▶ **YOUR GOAL**
Filter the entries for the string "this". Copy each line that has it.

▶ **SUPPLIED MATERIAL**
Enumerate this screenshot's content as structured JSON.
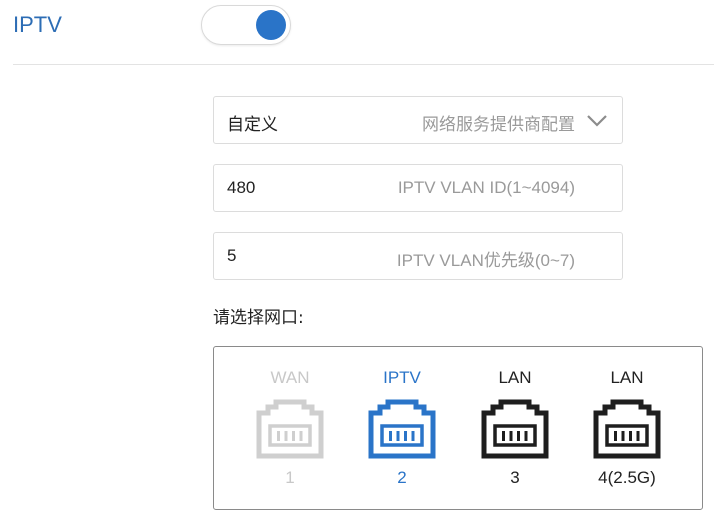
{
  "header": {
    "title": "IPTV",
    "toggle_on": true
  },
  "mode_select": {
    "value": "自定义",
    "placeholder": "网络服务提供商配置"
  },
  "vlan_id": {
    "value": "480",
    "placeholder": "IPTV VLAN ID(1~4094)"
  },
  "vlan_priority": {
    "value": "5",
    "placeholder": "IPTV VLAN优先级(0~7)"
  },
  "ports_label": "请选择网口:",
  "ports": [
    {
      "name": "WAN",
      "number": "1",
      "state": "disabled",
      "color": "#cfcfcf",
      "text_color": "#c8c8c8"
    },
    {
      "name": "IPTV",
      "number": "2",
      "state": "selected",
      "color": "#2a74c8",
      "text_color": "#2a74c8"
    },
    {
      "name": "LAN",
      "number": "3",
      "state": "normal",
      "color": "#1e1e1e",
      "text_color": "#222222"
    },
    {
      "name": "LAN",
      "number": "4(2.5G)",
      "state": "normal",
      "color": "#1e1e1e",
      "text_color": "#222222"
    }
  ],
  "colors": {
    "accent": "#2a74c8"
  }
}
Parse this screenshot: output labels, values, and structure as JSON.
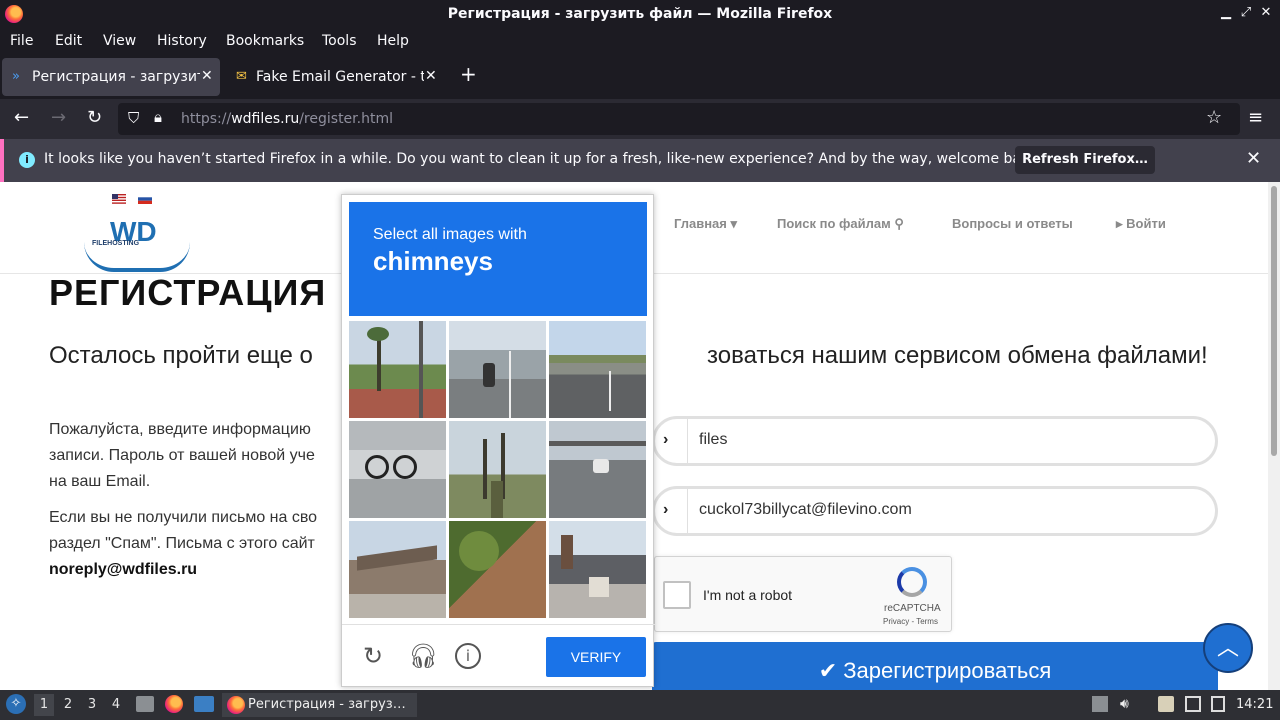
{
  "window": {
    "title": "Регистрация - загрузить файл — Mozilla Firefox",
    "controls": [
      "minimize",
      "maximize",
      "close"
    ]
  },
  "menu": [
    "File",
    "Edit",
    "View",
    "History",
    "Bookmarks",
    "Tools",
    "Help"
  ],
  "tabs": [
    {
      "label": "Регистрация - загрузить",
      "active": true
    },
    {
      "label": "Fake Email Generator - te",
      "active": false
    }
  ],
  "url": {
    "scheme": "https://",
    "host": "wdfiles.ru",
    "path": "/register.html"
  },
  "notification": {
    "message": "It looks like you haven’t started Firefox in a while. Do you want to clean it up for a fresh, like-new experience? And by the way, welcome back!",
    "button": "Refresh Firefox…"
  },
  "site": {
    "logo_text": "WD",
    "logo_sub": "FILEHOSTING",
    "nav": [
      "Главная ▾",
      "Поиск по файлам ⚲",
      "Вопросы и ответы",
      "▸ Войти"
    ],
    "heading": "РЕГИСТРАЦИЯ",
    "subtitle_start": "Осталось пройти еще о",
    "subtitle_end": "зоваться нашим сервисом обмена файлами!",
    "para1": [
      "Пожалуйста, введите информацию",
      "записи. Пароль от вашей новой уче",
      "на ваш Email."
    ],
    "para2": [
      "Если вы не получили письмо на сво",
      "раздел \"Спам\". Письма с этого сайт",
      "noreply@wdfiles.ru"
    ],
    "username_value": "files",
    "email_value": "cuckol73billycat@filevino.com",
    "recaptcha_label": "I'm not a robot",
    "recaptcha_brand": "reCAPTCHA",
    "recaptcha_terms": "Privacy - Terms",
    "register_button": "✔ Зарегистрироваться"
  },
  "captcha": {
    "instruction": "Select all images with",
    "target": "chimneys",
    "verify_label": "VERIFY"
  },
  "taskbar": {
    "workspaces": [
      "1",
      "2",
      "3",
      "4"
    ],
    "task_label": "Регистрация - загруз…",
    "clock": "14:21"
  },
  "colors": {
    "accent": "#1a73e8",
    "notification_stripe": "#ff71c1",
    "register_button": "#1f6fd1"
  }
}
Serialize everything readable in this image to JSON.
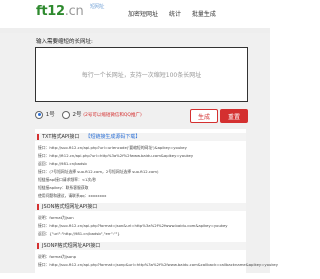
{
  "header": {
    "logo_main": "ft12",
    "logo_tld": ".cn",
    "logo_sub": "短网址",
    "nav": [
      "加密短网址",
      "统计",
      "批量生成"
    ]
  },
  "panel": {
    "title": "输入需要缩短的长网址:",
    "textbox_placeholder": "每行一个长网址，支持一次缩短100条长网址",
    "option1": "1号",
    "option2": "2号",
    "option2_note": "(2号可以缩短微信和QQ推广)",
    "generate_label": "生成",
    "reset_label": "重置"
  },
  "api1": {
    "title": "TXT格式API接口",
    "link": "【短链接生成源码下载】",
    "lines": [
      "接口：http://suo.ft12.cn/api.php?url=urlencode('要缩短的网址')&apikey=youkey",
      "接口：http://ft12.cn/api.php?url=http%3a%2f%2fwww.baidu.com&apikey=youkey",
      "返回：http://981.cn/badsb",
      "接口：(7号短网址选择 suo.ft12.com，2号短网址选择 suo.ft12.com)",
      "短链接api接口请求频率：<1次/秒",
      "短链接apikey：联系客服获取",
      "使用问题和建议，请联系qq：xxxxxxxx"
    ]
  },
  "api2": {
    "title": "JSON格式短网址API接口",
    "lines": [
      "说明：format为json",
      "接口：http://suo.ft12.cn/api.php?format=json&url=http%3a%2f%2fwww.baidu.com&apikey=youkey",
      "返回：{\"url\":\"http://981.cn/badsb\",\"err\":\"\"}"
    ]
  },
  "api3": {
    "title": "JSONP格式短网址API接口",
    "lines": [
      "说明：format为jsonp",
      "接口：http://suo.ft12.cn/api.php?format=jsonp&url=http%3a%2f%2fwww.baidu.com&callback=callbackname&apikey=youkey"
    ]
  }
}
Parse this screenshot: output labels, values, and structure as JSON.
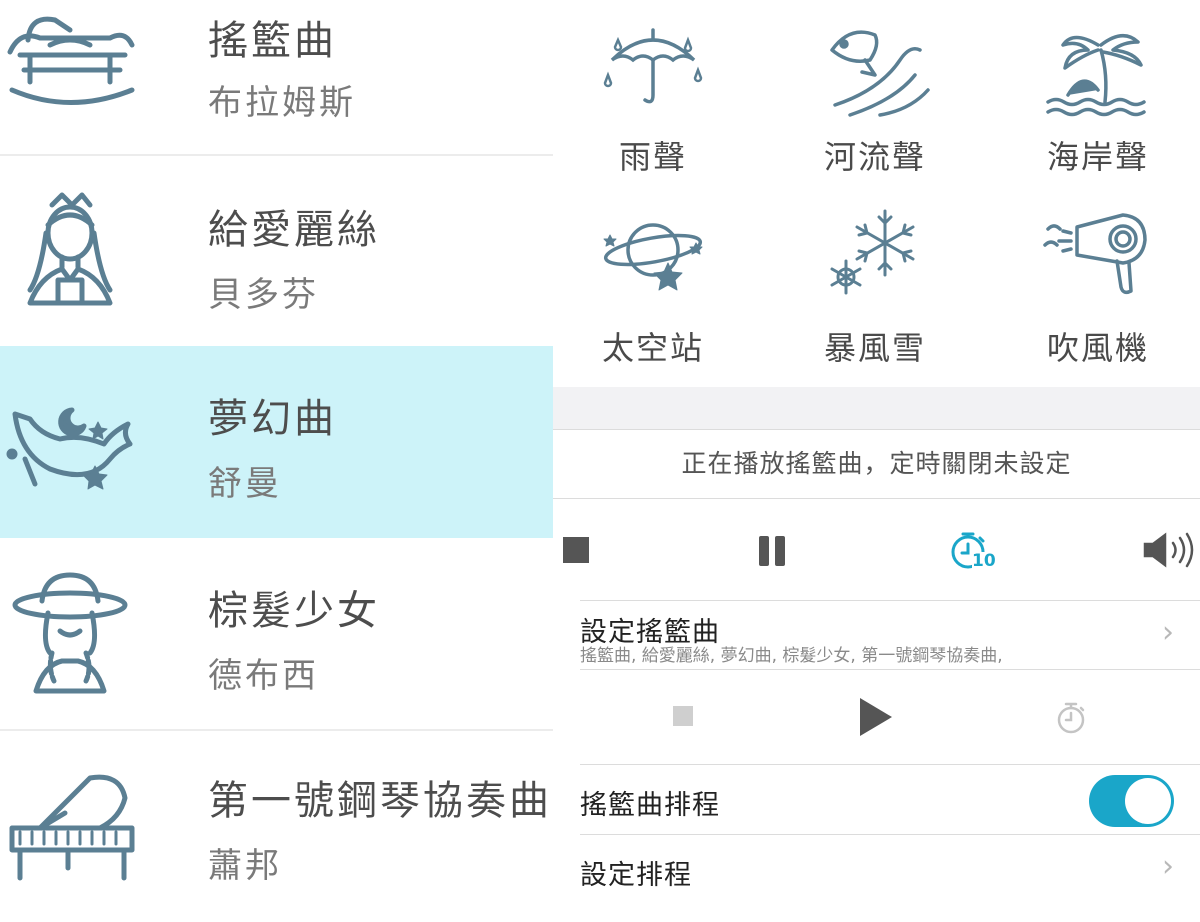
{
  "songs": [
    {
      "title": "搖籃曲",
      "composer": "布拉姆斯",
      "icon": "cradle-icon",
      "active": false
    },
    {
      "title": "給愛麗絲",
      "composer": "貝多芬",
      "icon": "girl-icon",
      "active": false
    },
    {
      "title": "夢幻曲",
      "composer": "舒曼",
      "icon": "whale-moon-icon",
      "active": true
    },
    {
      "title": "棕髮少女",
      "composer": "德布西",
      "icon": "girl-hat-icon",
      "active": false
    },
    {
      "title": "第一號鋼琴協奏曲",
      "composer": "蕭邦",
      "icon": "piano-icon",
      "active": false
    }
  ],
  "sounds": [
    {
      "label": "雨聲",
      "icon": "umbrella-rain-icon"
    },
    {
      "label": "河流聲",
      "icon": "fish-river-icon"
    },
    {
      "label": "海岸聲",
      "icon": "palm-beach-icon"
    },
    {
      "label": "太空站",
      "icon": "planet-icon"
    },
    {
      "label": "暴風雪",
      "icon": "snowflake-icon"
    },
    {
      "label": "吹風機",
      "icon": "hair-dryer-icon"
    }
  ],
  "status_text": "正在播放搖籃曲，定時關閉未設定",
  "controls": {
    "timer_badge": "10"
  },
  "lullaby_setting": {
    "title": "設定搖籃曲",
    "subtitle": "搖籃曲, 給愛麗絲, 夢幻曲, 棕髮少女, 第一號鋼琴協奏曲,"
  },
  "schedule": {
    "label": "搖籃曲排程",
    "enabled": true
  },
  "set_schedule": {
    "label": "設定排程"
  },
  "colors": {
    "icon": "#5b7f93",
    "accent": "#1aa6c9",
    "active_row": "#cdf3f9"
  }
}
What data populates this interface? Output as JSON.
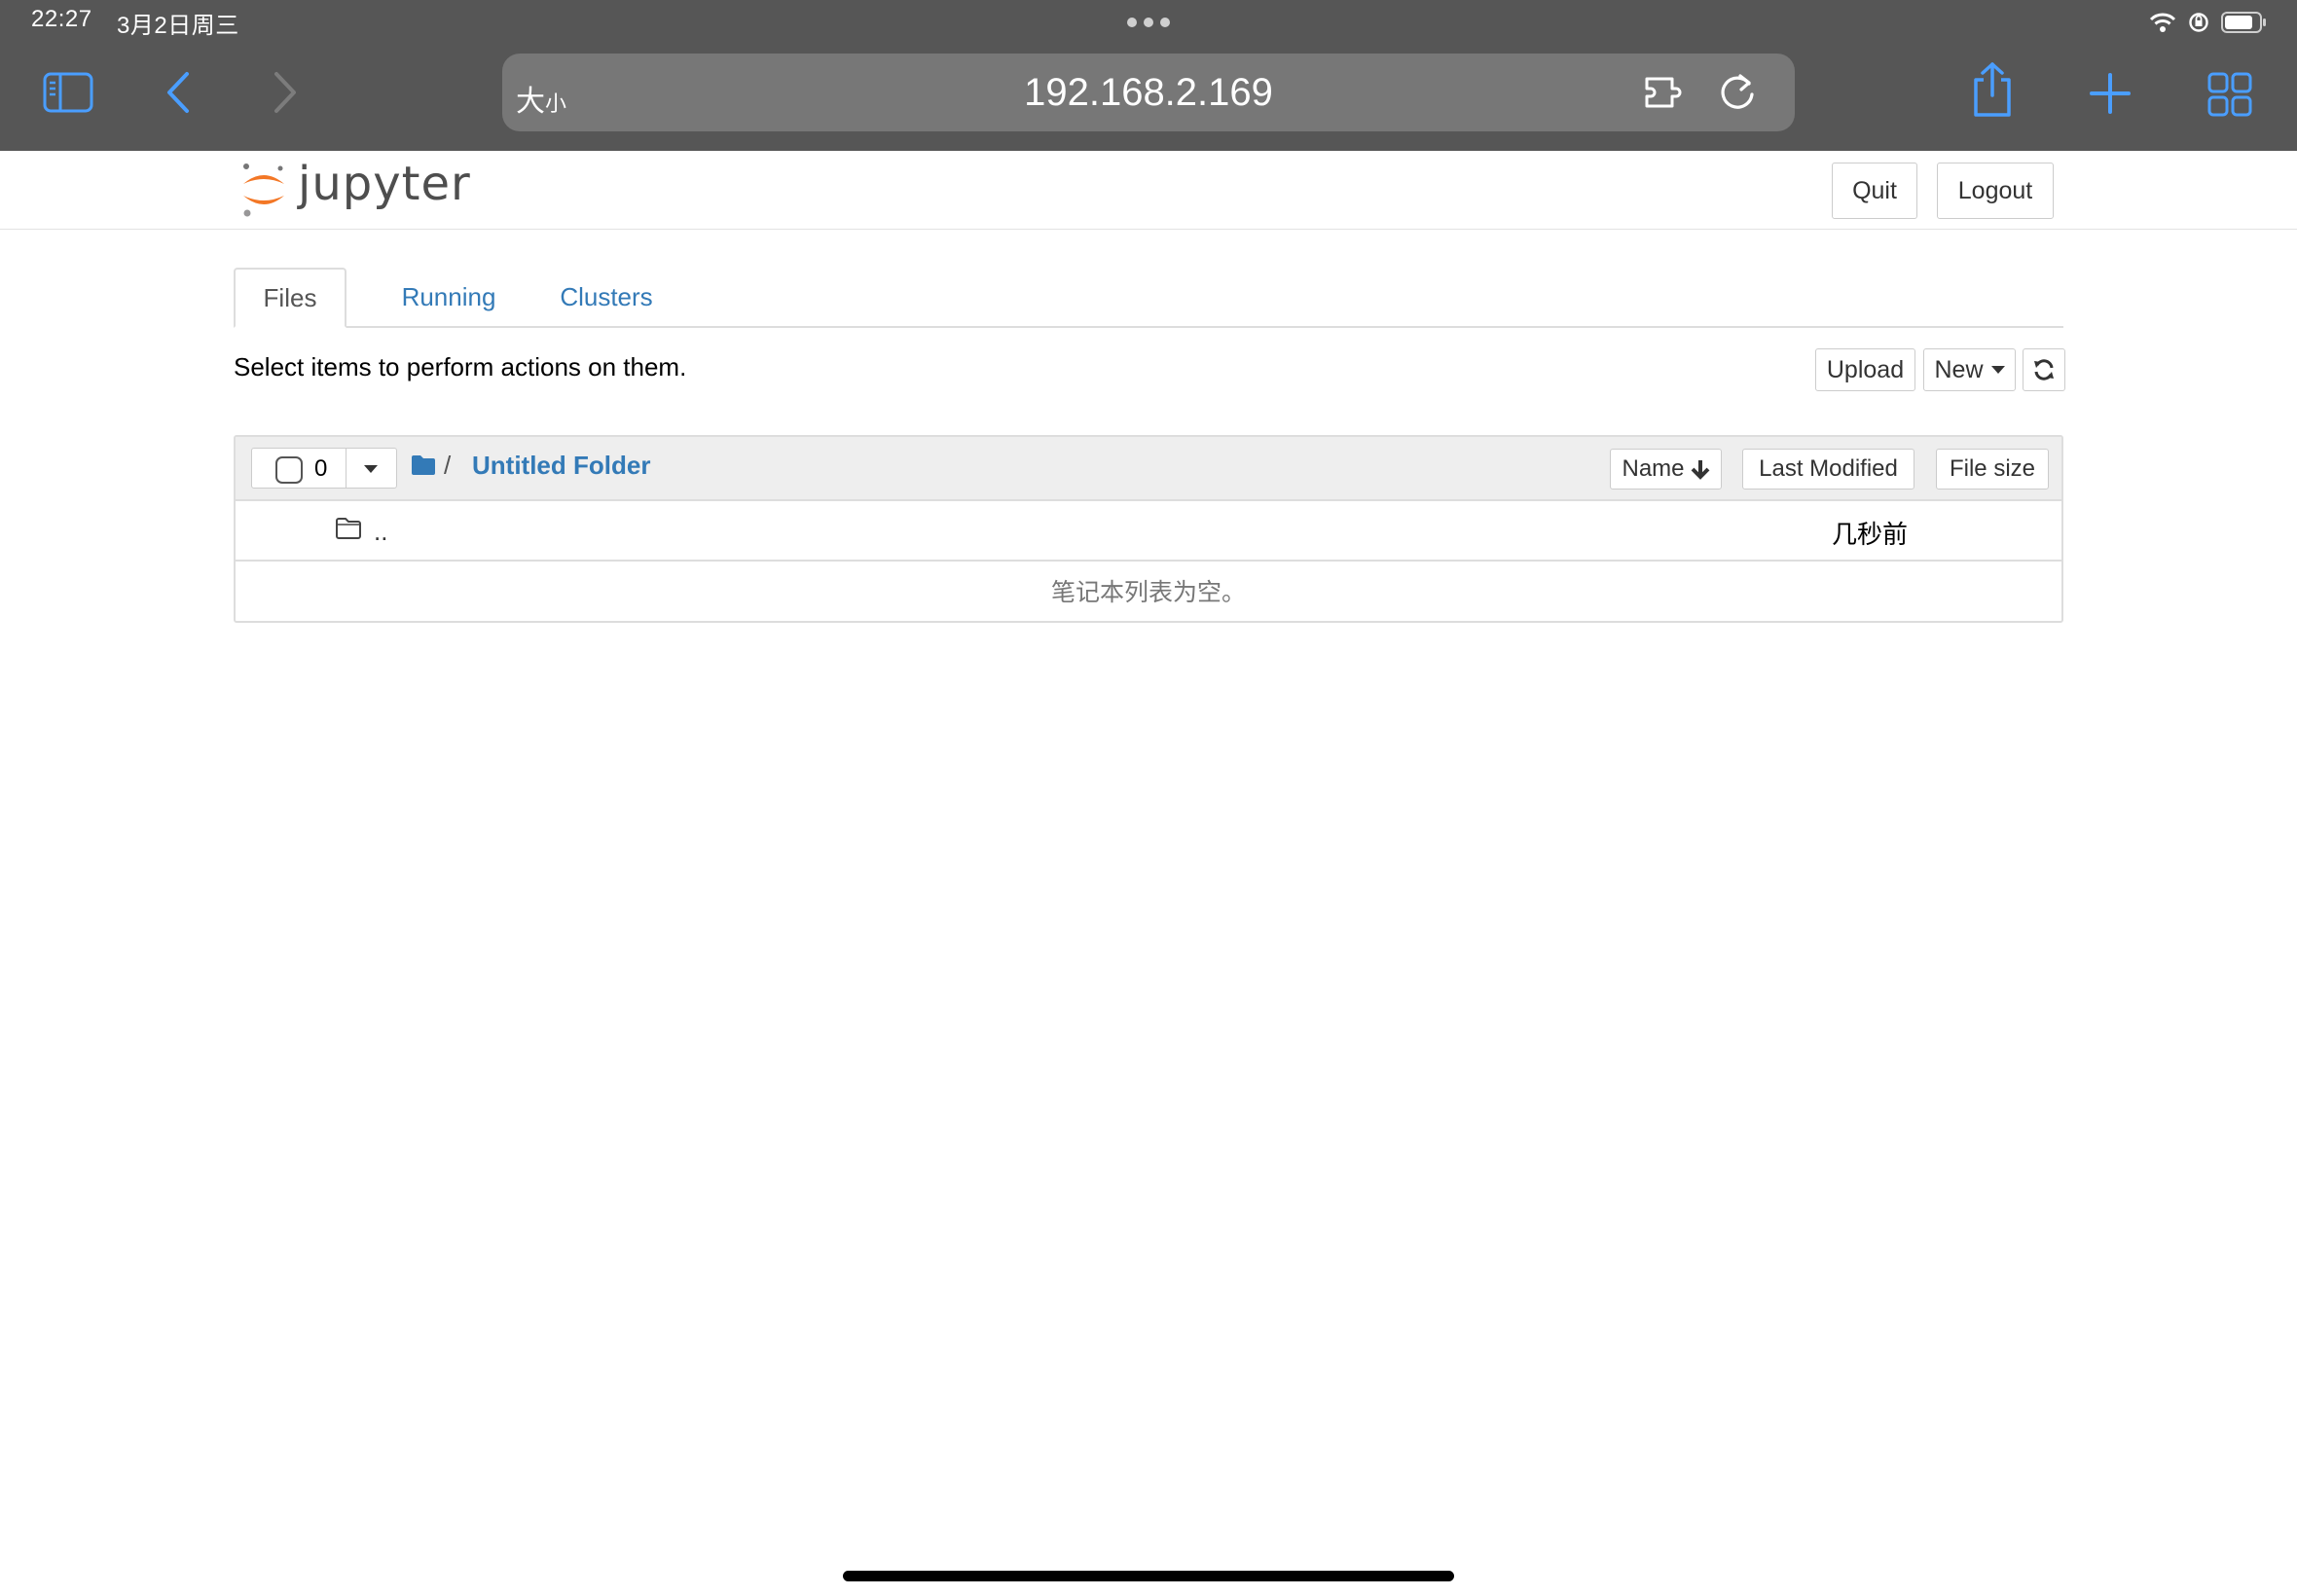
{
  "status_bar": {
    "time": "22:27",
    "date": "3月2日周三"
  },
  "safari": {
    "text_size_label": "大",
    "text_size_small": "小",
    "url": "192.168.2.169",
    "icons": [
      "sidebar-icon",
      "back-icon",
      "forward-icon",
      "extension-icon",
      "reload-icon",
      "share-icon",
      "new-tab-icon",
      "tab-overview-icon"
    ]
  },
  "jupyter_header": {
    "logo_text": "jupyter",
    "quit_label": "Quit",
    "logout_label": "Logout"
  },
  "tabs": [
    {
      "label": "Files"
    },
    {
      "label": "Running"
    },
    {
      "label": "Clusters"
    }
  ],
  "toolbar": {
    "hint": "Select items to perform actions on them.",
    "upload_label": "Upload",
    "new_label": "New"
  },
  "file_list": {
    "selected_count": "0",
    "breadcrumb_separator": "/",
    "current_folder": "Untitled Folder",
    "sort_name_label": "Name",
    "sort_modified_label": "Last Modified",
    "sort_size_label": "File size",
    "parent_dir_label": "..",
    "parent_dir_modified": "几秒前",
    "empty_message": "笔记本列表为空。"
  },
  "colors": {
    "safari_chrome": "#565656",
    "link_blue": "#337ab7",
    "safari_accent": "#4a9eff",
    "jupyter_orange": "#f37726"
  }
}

▶ **RESPONSE BELOW**
Enumerate this screenshot's content as structured JSON.
Parse this screenshot: output labels, values, and structure as JSON.
Serialize everything readable in this image to JSON.
Parse this screenshot: output labels, values, and structure as JSON.
What data populates this interface? Output as JSON.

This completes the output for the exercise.